Nov. 13, 2013 at 10:48 AM ET
My philosophy on raising a baby used to be simple: Take everything you know about life and just reduce it in size. Food, clothing, activities, vocabulary — how hard could it possibly be?
After all, Harper Estelle is literally 1/38th my size. Raising her couldn’t be harder than some of the stories I’ve covered or the workouts I’ve put myself through, could it??
Obviously the answer is yes — and within that yes, four beautifully funny examples:
Harper’s first bath was an adventure. We had been home from the hospital for a few days, felt like things were going pretty well, and decided we could handle a simple bath. After all, I used to wash my Cabbage Patch Kid all the time. This couldn’t be too different.
So we filled up Harper’s mini tub and balanced it on the sink while we undressed her. Steph gingerly brought her in and before she could put her in the water, the little nugget peed right down Steph's shirt, into the bath and onto the floor. Thinking we should change the bath water, I picked up this behemoth infant tub, lost the grip and dropped it, flooding the entire bathroom, part of the hallway and into Harper’s nursery. We wiped her down with baby wipes that night. Harper 1. Jenna 0.

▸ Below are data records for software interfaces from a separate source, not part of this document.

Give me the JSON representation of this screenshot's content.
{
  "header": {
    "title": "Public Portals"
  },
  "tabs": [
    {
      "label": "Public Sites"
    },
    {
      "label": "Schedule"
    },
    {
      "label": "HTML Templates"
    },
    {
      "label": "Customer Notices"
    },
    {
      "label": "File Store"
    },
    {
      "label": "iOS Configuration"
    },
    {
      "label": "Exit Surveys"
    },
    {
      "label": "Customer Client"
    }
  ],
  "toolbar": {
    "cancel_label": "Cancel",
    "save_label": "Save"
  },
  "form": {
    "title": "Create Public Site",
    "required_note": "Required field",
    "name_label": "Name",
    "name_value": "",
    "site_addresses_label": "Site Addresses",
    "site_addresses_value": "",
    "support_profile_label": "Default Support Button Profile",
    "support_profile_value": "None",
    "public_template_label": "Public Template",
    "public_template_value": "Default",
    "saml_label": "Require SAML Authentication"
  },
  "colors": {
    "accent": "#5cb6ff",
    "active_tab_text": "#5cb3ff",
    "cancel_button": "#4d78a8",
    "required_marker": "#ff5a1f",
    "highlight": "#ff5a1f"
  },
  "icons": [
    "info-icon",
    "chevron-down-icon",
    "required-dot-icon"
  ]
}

How could something so absolutely amazing be so unappreciated by my daughter? SLEEP. Beautiful, coveted sleep. I’d trade just about anything I own for a solid four hours.

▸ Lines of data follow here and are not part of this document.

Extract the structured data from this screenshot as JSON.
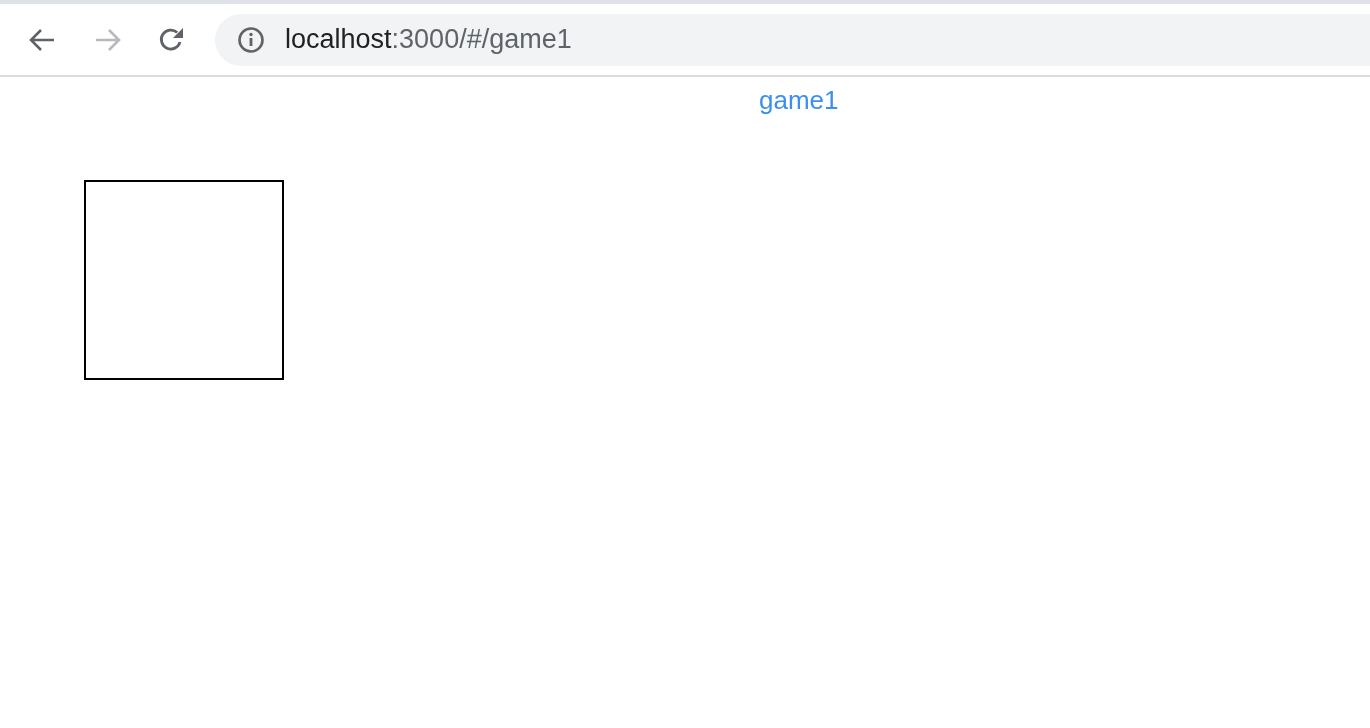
{
  "toolbar": {
    "back": {
      "disabled": false
    },
    "forward": {
      "disabled": true
    }
  },
  "address_bar": {
    "host": "localhost",
    "path": ":3000/#/game1"
  },
  "page": {
    "link": "game1"
  }
}
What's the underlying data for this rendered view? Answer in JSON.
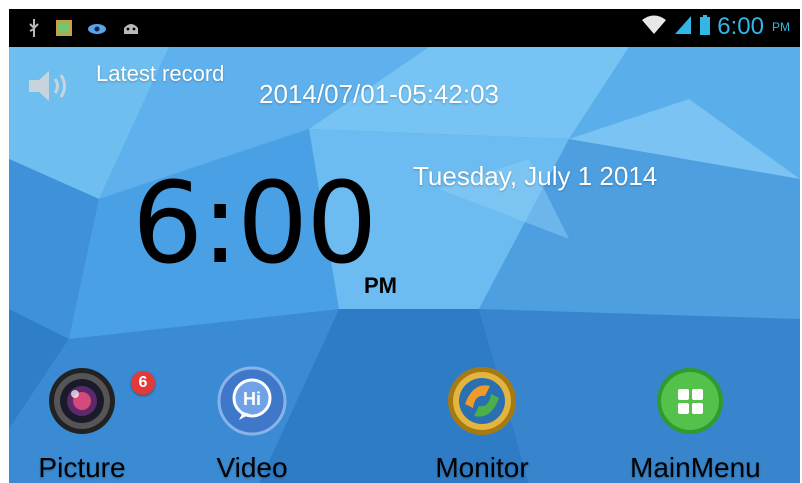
{
  "status_bar": {
    "time": "6:00",
    "ampm": "PM",
    "left_icons": [
      "usb-icon",
      "gallery-icon",
      "sync-icon",
      "android-icon"
    ],
    "right_icons": [
      "wifi-icon",
      "signal-icon",
      "battery-icon"
    ],
    "accent_color": "#33b5e5"
  },
  "header": {
    "latest_label": "Latest record",
    "latest_value": "2014/07/01-05:42:03",
    "speaker_icon": "speaker-icon"
  },
  "clock": {
    "time": "6:00",
    "ampm": "PM",
    "date": "Tuesday, July 1 2014"
  },
  "apps": [
    {
      "label": "Picture",
      "icon": "camera-lens-icon",
      "badge": "6"
    },
    {
      "label": "Video",
      "icon": "hi-chat-icon"
    },
    {
      "label": "Monitor",
      "icon": "monitor-icon"
    },
    {
      "label": "MainMenu",
      "icon": "grid-menu-icon"
    }
  ]
}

Harper mocks my lofty dreams.
Before Harper was born, Steph and I agreed we’d never give her a pacifier, never use toys to get her to sleep (white noise, music, stuffed animals), and never-ever-ever rock her to bed in our arms. Last Thursday, shortly around 3:30 a.m. in the dark of the exhausting night, after Harper had been crying for three straight hours for no apparent reason, Steph and I caved.
At one point, we had the vacuum going (she loves that noise), the mobile spinning, the iPod playing lullabies, three stuffed animals held up in front of her, a pacifier plugged into her mouth and the two of us were taking turns rocking her to sleep. Harper 2. Jenna 0.
Poorly timed bathroom break
Let me set a scene for you. We took Harper on her first pumpkin patch outing a few weeks back on a beautiful, blue-skied, sun-splashed chilly day. We went with my friend and her 7-year-old daughter, Devyn.
All was going great. Steph, Harper and I were having a blast. And then, out of the blue, without any warning, we heard an interesting noise coming from Harper’s diaper. With no changing table in sight, we decided to use one end of a pumpkin display table. (Yes, with people all around ... but we had no choice, trust me ... from the odor, we knew we were on borrowed time).
We recruited Devyn to help out, then laid Harper down and slowly took off the diaper.
How should I put this? Poop was everywhere. Baby poop looks like hummus, and this was an economy-sized tub of it. We immediately went to work. Steph frantically asked me to hand her the wipes (even though we both knew she really needed a hose). In all the chaos trying to pack for a day at the pumpkin patch, I ... um ... well, I sort of forgot to pack wipes.
WE FORGOT TO PACK WIPES!?!?!?
We both looked at the 7-year-old. She looked at us. I held Harper’s legs up, Stephanie started scooping up whatever she could find using the changing pad, a napkin Devyn was holding and even one of her extra onesies (disgusting, I know). Devyn held open the change bag to toss in the old diaper. At one point, a little spilled on her (yeesh) and despite trying to be incredibly brave, a look of panic swept across her face. At just 7 years old, this was traumatic. Harper was crying. Devyn was yelling. Steph and I were hysterical. It was, hands down, our worst diaper change to date. Harper 3. Jenna 0.
Despite what their name may suggest, onesies are harder to put on than you think. I was shooting a TODAY story on breast-feeding last month and was playing the role of “mom who has it all together.”
With the cameras rolling, I calmly put on her onesie only to realize it was on backward. I calmly took it off and put it back on, only to realize it was inside out. Took it off a third time and this time, completely humiliated, but still intent on making this right, I put it on upside down, with the snaps by her head. I called it a blooper reel and put her in a dress instead. Harper 4. Jenna 0.
I could give you a thousand examples of things we’ve done wrong, but I could give you so many more of things we’ve done right. I wouldn’t trade any of the situations above for anything in the world. I’m going to need every last detail when I get up and share them all at Harper’s wedding.